India has the 2rd largest startup ecosystem in the world; expected to witness YoY growth of 10-12%

20,000 startups in India; around 4,750 of these are technology led startups

1,400 new tech startups were born in 2016 alone; implying there are 3-4 tech startups born every day

As per a survey report by Innoven Capital (survey of 140 founders); leading factors that make India appealing as a startup nation are-

  1. Cost of doing business

  2. Proximity to customers/vendors

  3. Size of domestic market

7 million college graduates per year; 55% of the youth prefer working in startups over corporates (as per a youth of the nation survey of 150K young Indians). Median age of founders: 31 years

Second largest consumer internet market in the world (overtaking China) with 462 mn internet users, 80% of these users are mobile based 

While eCommerce and Aggregators have become mature; Fintech, Edutech and Healthtech are emerging verticals

Bangalore, Mumbai and NCR top startup destinations with over 65% of the total Indian startups.

Bangalore has also been listed within the world’s 20 leading startup cities in the 2015 Startup Genome Project ranking. It is also ranked as one of the world’ s five fastest-growing startup cities


The first set of data shows the sheer volume of India’s tech ecosystem. With 3,100 startups, and 800 more every year, this is the 4th largest country after the US and China. The positioning of India as a startup country is also thought of in the light of other famous startup scenes such as the US, Israel, Singapore.

The growth of the scene should go as far as 2,000+ new startups created each year by 2020, and job creation from these entrepreneurs go from 65-75k as of today to 250-300k by 2020.

Of course India is a continent of its own, and some 6 cities are trusting 90% of the technology scene.Bangalore (now Bengaluru) and the New Delhi area account for 28% and 24% of the startups in India, although emerging scenes pop up around the country, from Mumbai to Hyderabad, Pune or Chennai.


The profile of entrepreneurs in India doesn’t give too much surprise, with 32 y.o as an average age, only 6% women founders.

Interestingly enough though, the biggest chunk of startupers in the country have a background in MNCs and Indian tech companies (35% and 27% of the sample of the report). Only 13% of startup founders have no experience in the field before launching their venture.

The ecosystem itself is supported by a growing number of funds, angels, and support organisations such as incubators, accelerators, event platforms and academic programs.

Where it’s possible to see a growth in terms of ecosystem is by the growth of the numbers of all these components, as well as of the average size of deals.

In India, the average investment in 2010 was $4.2m, it should reach more than $11m for 2014. Investments are also spread across a wide range of stages, from seed funding to growth stage.

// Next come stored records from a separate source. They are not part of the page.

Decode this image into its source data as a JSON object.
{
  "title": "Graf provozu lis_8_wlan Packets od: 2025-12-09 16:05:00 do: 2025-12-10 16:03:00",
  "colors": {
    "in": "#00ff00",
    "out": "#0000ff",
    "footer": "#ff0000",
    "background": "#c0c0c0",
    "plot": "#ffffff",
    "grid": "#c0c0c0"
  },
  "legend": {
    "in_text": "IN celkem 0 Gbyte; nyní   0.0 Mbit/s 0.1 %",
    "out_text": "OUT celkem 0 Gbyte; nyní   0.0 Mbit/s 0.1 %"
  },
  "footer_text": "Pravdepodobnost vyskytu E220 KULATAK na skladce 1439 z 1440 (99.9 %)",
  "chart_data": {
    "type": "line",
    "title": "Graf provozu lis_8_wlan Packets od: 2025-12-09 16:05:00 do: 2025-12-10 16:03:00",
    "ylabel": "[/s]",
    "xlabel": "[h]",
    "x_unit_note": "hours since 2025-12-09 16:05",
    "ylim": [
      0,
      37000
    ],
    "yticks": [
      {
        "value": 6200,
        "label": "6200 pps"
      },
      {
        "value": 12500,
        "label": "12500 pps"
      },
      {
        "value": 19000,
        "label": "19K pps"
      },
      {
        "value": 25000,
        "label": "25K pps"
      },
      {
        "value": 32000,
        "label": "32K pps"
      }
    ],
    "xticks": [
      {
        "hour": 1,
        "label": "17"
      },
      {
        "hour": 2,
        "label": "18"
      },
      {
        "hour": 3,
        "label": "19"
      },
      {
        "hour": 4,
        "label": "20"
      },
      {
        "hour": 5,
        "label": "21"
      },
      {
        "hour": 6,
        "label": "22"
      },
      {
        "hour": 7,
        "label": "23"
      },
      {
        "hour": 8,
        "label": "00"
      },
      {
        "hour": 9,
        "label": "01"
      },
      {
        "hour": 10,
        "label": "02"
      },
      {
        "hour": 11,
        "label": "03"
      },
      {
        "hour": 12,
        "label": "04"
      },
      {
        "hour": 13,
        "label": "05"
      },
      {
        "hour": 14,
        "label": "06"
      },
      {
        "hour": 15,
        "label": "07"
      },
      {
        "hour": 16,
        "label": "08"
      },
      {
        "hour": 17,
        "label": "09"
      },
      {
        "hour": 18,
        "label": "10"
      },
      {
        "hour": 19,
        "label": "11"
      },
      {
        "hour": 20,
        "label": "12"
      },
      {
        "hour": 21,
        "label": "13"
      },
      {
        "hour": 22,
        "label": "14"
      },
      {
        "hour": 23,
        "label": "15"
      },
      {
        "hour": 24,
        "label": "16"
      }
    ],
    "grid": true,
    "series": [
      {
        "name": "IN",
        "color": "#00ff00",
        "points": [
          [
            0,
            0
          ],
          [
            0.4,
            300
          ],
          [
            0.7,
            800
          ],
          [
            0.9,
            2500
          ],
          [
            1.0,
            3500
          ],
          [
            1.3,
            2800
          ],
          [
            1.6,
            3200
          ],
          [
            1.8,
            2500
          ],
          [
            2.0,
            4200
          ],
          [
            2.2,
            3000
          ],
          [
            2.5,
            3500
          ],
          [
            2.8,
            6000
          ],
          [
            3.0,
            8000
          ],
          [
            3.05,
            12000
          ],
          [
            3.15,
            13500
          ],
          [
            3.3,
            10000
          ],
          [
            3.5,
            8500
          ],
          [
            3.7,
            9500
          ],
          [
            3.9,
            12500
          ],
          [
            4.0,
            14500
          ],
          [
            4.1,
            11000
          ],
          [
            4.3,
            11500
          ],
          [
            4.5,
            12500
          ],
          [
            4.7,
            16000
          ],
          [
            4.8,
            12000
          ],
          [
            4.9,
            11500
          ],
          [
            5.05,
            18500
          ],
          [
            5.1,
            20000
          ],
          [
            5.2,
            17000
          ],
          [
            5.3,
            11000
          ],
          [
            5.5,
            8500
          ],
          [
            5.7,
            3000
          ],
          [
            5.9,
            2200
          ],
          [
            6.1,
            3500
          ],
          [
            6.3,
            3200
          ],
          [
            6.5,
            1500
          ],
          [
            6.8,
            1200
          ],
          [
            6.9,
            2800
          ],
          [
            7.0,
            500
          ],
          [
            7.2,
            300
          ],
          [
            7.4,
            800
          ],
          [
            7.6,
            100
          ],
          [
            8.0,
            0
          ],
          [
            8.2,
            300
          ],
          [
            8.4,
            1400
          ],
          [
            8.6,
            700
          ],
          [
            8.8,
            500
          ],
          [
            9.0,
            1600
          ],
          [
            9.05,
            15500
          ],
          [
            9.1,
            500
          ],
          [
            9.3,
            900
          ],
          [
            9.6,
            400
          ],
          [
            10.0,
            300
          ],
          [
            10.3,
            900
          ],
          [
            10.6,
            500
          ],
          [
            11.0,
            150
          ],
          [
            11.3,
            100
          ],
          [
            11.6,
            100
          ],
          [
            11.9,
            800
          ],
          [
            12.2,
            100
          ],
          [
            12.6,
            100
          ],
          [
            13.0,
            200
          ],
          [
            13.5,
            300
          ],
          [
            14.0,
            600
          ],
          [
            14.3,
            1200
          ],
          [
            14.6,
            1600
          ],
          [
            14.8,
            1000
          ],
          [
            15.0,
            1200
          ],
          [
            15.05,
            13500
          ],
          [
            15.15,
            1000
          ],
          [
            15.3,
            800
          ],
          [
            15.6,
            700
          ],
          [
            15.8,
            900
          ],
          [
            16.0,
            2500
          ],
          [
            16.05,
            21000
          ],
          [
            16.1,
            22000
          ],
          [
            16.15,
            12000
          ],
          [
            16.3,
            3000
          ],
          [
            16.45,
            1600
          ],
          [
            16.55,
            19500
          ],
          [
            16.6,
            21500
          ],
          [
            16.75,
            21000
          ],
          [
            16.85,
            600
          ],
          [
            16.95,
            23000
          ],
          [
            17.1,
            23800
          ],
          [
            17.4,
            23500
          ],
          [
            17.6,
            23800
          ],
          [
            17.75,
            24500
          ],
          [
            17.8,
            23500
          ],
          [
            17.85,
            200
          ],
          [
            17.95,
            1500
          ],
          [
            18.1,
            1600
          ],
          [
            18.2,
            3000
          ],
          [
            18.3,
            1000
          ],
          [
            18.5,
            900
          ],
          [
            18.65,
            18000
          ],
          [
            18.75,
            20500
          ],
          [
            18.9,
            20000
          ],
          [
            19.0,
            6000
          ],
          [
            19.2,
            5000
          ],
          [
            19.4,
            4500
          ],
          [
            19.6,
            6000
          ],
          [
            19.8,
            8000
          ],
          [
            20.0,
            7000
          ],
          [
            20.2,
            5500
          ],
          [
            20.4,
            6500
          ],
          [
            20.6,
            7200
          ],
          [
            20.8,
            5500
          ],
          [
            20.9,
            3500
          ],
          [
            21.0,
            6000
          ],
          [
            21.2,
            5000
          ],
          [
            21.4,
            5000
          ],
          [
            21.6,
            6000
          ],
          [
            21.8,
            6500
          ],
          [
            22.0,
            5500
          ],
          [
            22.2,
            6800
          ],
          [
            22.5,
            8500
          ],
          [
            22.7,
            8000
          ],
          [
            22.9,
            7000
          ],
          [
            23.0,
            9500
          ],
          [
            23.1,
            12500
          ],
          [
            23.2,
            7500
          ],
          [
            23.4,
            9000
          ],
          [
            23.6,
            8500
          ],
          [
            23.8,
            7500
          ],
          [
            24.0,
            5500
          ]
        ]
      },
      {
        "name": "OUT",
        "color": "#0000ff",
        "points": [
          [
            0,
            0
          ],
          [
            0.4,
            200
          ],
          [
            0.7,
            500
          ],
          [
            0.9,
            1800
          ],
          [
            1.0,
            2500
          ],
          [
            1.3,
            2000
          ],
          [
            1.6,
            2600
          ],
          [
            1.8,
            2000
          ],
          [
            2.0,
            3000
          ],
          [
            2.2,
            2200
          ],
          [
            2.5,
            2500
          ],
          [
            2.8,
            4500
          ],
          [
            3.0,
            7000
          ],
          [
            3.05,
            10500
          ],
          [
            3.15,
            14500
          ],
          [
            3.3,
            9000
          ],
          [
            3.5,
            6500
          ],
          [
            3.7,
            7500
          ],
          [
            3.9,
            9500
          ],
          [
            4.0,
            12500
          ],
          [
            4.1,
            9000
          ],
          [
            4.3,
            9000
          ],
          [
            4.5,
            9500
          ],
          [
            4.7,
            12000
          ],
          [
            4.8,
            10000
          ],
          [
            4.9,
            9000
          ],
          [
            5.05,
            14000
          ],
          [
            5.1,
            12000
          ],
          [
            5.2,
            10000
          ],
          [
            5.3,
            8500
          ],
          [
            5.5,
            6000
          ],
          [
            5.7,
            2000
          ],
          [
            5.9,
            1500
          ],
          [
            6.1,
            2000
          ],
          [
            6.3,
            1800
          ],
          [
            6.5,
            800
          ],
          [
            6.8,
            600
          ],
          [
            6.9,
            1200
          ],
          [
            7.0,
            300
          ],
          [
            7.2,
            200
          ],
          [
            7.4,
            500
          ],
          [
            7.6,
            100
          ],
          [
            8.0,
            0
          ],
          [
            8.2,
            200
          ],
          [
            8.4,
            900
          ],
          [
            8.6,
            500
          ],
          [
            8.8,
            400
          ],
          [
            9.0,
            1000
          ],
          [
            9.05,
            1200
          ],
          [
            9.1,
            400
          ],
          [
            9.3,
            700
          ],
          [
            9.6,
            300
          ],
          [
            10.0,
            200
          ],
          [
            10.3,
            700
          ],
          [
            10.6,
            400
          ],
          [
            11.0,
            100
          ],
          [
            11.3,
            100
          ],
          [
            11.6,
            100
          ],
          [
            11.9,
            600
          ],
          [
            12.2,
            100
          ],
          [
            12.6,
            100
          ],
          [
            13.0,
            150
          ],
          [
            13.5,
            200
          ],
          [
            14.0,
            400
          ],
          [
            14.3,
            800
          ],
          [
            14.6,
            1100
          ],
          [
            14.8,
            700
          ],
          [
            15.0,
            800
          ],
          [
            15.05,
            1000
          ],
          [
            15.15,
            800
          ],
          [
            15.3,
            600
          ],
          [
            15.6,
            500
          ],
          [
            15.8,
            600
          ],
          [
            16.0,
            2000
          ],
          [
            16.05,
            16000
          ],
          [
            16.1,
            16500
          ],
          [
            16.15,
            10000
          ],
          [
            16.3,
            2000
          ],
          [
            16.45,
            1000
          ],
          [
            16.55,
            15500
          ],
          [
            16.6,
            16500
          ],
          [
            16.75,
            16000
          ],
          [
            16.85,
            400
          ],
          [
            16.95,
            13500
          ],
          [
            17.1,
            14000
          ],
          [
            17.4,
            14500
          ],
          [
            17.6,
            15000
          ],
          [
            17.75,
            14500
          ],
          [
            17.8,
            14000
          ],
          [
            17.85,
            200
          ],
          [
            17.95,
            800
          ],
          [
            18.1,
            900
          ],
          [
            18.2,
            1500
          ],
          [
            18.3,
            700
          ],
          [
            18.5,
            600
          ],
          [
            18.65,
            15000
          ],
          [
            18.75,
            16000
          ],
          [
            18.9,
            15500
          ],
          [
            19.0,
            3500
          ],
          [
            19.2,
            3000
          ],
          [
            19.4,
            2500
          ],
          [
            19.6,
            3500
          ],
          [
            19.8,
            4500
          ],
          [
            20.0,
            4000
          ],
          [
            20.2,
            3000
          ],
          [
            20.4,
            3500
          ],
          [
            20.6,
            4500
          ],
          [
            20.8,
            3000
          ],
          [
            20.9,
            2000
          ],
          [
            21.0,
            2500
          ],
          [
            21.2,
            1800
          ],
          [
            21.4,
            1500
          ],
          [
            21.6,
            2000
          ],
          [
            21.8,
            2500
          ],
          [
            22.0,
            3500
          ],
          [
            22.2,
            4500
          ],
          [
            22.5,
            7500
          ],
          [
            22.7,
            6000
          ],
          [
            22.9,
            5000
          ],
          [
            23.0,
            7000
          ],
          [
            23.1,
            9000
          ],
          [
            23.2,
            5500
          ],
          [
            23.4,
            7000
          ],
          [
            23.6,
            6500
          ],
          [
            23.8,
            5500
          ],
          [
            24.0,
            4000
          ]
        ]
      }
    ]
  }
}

The recent big fundraising of e-commerce specialist Flipkart ($1bn raised at $7bn valuation) and the investment of $2bn from Amazon show this maturity, at least for the e-commerce part.


Of course just like in any market, not is all positive.

If India, by its market size and its fast growing middle-class (50m in 2007, 583m expected by 2025), and a lot of blue oceans (Big DataInternet of Things), there are some blocks on the road. Regulations and bureaucracyare often said to be big and inefficient in India, infrastructure is very unequal across the country.

This report on the India startup ecosystem ends up with a series of key points the government needs to address to foster an even stronger culture of entrepreneurship, from the equivalent of a small business act to get startups to take part into big public projects, up to clearer funding rules and special administrative & economic areas for startups.

Payment Options:

© 2020 by Connecting Dots India.

Shipping Partners: